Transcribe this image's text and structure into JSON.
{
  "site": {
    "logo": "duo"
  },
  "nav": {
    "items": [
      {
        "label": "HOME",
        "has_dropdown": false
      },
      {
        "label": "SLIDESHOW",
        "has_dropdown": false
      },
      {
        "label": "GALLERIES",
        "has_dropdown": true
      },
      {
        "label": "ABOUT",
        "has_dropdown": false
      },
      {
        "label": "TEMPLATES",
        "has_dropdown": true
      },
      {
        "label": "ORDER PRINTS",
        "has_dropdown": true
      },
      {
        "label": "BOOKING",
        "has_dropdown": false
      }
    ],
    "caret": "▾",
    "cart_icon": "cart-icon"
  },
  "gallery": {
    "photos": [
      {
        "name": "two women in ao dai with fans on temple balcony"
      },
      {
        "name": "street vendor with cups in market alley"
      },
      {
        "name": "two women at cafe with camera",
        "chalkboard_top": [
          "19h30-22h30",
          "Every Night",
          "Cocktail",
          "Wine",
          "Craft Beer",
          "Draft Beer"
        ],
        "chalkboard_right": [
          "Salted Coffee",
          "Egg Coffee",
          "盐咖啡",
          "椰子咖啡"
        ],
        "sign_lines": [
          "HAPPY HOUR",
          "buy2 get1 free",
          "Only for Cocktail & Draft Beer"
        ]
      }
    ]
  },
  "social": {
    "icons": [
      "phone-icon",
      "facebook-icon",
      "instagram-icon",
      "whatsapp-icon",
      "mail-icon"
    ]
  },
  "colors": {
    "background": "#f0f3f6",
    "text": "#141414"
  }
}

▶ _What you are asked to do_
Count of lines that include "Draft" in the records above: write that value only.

▶ _Response to the task_
2